Brokers were in talks with clients and insurers this week following the revelation that Quinn Insurance has gone into provisional administration and is banned from writing new business in the UK.

Rival insurers immediately started talking to brokers that had placed business with Quinn, which had sizeable books in indemnity, construction and fleet, in addition to its direct motor arm, Quinn Direct.

Aviva corporate partnerships director Janice Deakin said: “My teams will be out there talking to the brokers – we want to see how we can help brokers and their clients.”

Brokers with large Quinn accounts are believed to include Kerry London and Giles, suggested to be in the region of £5m and £8m respectively – though both brokers were unavailable for comment.

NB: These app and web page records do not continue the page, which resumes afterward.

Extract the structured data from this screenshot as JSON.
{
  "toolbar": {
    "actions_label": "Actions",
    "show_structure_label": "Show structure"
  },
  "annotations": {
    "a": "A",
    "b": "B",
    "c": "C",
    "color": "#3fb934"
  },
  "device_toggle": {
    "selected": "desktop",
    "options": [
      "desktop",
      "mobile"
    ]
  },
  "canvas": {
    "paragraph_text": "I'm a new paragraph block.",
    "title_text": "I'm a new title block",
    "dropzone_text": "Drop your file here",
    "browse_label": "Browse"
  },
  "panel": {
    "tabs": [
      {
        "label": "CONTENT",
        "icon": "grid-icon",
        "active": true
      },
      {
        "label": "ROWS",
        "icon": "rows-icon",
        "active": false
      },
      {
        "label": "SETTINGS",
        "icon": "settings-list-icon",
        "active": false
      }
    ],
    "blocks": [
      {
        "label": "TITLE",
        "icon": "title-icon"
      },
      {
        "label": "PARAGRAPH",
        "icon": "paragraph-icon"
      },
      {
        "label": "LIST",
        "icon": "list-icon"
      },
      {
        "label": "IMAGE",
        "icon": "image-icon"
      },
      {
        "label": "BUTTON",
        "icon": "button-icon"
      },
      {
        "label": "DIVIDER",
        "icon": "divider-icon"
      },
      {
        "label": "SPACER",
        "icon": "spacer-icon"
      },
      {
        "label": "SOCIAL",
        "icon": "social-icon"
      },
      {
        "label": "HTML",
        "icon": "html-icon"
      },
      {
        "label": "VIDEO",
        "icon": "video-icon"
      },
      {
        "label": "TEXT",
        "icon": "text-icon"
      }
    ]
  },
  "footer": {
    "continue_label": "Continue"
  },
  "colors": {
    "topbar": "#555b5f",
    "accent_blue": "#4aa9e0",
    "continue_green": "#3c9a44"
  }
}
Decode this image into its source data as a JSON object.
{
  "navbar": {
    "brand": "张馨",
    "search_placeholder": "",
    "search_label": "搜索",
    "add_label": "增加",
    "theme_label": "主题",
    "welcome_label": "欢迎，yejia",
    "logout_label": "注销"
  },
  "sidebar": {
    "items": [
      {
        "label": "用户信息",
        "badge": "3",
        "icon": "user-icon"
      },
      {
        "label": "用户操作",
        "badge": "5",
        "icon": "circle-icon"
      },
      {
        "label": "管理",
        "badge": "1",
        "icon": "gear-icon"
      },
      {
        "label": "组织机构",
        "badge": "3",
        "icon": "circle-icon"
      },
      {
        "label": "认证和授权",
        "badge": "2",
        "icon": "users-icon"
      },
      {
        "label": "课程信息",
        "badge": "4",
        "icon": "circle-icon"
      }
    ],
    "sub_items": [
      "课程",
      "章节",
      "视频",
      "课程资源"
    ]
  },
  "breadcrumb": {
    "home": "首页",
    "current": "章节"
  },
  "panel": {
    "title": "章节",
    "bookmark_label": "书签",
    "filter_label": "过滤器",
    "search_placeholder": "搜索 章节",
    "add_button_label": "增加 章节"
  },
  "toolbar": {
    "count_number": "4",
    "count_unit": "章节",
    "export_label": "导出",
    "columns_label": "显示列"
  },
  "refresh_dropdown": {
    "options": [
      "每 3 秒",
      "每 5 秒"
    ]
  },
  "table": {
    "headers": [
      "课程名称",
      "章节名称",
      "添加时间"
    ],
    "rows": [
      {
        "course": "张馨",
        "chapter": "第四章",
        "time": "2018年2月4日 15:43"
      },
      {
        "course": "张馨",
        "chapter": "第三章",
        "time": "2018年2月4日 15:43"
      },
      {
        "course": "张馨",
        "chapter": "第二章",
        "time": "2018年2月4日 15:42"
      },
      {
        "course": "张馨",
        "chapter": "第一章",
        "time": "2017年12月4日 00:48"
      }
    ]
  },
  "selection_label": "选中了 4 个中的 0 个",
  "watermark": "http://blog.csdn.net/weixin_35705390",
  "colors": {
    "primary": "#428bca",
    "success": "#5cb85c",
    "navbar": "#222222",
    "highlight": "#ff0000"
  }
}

Brokers that had steered clear of Quinn because of its shaky reputation also saw the development as an opportunity. Towergate is openly targeting clients of brokers that had placed business with Quinn. Chief executive Andy Homer said: “We have never supported Quinn. Good brokers will now be calling on their competitors, asking if they need help.”

Bluefin chief executive Stuart Reid said: “Two years ago, we took the decision to wind down the account because we were concerned about their stability and the way they did things. Although there may be minor exceptions, we should have absolutely no business at all with Quinn.”

Lockton Risk Solutions’ executive chairman, Neil Nimmo, said: “Lockton is already in negotiations with a few high-quality insurers to find alternative solutions for those firms that have been caught up in this financial crisis.”

Quinn was a particularly big player in solicitors’ professional indemnity. Last year, it wrote £23.7m worth of business, roughly around 10% of the market, making it the fifth-largest insurer in that space.

Brokers handing Quinn professional indemnity insurance for their solicitor clients will not need to rebroke the policies.

The Solicitors Regulation Authority currently has faith that Quinn will continue to pay out on claims until October, when the renewals begin. There had been fears that the SRA would ask brokers to remarket the policies because of Quinn’s insolvency. A spokesman said the situation could change depending on updated information. “The

SRA understands that existing policyholders of Quinn in the UK will continue to be covered, and that customers of the firm can continue to make claims in the normal way. We are seeking confirmation of this.

“In the meantime, we are advising firms to take no action at present. We will contact all policyholders direct if the situation changes, and we will put information on our website.”

There is widespread optimism that the news would push up prices.

One broker who worked with the insurer said: “Like a lot of brokers, we have been issuing warning letters about [Quinn] to new business and renewals, saying ‘on your own head be it – but if you really want it cheap then take your chances’.

“Looking slightly more long term, with that cheap market closed, will it allow insurers to increase rates? Liability and fleet are the main two where Quinn has been historically cheap. Trades like contractors such as scaffolders and roofers, we might be able to get premiums up.”

Quinn: what now?

Quinn Insurance remained tight-lipped this week, issuing only a brief statement in which it attempted to reassure brokers and policyholders. It said the Irish financial regulator’s action was the result of “a perceived depreciation of underlying assets”.

In fact, the Irish regulator said that the insurer would continue to operate in its home company – but crucially, under new management. In a statement, it said: “The financial regulator has an onsite presence in the firm to oversee its actions and to work with the new management.” It has, however, banned Quinn from writing new business in the UK – because it was losing money in the country.